Before Spain kicked off their first Women’s World Cup campaign in Canada, the squad was confident and had good reason to be.
Qualifying for their first World Cup after several false starts had brought renewed confidence into the team. The statistics during their qualifying campaign looked impressive; undefeated in 10 games, scoring 42 goals and conceding just twice. Going to the finals was the result of Coach Ignacio Quereda’s hard work.
Moreover, they could use Euro 2013 as a reminder of their ability to play in big international tournaments. La Roja impressed many when managing to beat England 3-2. Their squad contained a decent mix of youngsters and experienced players, such as experienced midfielder Veronica Boquete, as well as forward Sonia Bermudez Tribano, who scored 10 goals in 10 qualifiers.

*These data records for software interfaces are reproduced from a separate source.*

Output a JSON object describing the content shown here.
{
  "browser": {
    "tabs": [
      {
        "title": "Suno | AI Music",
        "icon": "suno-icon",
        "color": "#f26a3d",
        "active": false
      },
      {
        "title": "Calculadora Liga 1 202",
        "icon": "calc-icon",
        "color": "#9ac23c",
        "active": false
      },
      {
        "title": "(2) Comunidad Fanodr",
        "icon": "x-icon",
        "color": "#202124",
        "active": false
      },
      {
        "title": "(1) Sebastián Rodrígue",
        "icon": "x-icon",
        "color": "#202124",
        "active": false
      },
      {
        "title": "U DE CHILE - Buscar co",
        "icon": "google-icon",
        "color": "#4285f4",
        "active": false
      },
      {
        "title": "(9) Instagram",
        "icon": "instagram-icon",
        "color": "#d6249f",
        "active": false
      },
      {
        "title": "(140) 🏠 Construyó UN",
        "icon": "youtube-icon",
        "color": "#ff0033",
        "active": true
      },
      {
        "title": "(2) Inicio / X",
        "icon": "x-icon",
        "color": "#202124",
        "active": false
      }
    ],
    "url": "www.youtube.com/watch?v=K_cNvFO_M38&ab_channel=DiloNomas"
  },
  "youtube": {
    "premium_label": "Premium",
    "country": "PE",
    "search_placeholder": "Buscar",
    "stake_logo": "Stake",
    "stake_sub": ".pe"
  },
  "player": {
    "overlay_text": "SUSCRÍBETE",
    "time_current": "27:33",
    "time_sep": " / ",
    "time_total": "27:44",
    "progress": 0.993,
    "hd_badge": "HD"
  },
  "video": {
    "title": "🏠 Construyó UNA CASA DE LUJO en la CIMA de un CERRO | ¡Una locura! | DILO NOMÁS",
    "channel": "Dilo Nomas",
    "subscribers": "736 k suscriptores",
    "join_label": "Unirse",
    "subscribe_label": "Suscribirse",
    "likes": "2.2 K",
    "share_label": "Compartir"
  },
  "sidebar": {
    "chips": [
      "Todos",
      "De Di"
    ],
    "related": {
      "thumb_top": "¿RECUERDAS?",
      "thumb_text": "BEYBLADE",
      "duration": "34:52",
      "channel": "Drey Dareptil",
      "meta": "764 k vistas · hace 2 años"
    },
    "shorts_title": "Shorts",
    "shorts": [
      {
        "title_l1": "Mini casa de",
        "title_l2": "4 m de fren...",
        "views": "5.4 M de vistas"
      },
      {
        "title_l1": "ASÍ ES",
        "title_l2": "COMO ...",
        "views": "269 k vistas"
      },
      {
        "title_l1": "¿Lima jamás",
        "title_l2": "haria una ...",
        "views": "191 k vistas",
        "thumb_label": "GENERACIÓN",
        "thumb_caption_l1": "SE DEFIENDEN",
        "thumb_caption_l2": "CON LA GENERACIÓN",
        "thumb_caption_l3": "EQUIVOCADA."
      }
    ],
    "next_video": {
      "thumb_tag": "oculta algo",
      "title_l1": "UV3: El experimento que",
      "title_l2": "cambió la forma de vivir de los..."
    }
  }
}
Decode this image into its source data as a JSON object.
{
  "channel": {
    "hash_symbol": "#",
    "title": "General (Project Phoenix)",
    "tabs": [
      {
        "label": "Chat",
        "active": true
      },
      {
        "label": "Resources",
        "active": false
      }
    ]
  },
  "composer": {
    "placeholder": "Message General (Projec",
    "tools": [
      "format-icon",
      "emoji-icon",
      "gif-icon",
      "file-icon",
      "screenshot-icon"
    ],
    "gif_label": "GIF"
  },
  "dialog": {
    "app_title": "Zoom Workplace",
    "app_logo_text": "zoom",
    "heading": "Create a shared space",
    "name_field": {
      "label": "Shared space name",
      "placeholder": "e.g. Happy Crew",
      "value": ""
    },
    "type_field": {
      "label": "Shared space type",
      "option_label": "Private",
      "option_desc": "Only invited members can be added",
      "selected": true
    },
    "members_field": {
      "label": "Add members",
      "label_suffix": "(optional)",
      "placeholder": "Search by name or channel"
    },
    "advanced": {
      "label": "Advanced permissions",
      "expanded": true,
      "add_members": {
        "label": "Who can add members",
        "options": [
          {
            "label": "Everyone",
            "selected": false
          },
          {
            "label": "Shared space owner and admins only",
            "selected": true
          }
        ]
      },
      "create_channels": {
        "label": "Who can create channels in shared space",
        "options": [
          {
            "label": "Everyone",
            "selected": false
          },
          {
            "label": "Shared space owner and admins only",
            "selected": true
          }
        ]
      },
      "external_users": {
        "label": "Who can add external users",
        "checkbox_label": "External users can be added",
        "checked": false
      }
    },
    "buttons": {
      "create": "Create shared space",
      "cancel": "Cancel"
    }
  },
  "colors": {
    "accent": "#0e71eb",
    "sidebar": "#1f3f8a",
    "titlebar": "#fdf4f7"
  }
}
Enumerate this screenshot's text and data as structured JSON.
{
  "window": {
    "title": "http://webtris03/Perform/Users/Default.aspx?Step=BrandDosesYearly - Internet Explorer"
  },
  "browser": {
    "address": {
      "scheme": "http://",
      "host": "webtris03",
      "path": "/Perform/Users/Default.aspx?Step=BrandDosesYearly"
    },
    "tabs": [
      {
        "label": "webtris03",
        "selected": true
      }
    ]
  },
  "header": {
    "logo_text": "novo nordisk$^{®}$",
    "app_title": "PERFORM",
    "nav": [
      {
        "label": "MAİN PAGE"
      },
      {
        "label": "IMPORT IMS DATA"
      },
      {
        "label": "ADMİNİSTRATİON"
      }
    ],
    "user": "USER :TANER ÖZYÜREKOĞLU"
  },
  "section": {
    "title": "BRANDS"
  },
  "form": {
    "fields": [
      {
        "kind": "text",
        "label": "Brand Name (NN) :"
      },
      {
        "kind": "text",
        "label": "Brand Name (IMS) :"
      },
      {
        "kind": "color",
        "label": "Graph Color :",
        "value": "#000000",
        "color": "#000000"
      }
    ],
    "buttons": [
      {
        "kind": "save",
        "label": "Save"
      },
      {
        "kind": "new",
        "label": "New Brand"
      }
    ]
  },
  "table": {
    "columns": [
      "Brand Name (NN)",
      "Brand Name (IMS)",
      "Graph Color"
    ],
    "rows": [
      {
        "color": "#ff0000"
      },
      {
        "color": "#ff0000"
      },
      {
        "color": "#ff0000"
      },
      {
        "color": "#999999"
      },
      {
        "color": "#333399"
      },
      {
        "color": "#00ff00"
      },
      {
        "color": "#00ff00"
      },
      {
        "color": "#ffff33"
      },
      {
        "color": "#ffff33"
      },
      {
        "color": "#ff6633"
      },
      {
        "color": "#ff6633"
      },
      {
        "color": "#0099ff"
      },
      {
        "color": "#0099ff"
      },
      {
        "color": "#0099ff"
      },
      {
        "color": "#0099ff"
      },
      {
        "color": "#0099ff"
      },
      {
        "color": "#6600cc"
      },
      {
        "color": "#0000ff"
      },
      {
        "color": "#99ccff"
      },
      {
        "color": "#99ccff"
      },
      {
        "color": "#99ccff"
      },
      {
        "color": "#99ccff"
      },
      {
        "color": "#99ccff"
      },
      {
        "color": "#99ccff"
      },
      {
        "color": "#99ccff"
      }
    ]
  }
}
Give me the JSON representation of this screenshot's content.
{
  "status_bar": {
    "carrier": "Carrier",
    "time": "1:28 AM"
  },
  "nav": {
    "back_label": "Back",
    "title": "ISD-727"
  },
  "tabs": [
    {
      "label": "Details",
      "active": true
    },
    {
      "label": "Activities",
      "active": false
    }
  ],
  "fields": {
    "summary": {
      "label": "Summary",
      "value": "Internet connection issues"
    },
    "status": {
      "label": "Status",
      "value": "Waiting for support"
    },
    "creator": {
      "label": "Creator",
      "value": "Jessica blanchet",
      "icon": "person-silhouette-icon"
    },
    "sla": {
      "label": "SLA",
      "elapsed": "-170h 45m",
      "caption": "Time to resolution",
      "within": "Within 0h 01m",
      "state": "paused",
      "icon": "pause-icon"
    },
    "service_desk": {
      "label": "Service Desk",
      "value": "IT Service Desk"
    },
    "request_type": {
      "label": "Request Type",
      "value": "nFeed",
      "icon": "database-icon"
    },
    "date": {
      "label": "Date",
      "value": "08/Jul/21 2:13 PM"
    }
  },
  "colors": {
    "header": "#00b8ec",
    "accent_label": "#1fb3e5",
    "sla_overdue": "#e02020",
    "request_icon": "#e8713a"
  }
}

The Spanish media throughout their campaign endeavoured to support them with front-page spreads wishing them luck – all designed to give them inspiration in a group that consisted of Brazil, Spain and Costa Rica.
Sadly, it would all end in the group stage without a single win but two defeats and a draw. Their main problem was a lack of experience in a pool that they were expected to progress from. Their curtain raiser against Costa Rica and final game versus South Korea set the tone that would befall them.
The Spaniards, in both matches, started rather well as they took the lead in each. However, their inexperience and occasional naivety would result in lost points. Against Costa Rica, the Iberians conceded only moments after they opened the scoring and 1-1 was how it would stay.
In their final match they went one up, yet in the second half conceded twice to lose 2-1 and crash out of the World Cup. Ironically their best performance was against powerhouses Brazil in their second match. La Roja may have lost 1-0 but showed great fighting spirit.
Despite crashing out of the World Cup without winning a game, it’ll prove to be a vital experience for a young Spanish side who continue to grow. Spain’s men had to undergo several World Cup disappointments before finding success.
However, recriminations have already begun as the squad issued a statement after their 2-1 defeat to South Korea calling for change. Should Quereda be sacked then it could help refresh the team, given that he has been at the helm since 1988. New ideas may be needed and, after the experiences in Canada, might allow La Roja to become a better side.
Sometimes, success can be borne from failure.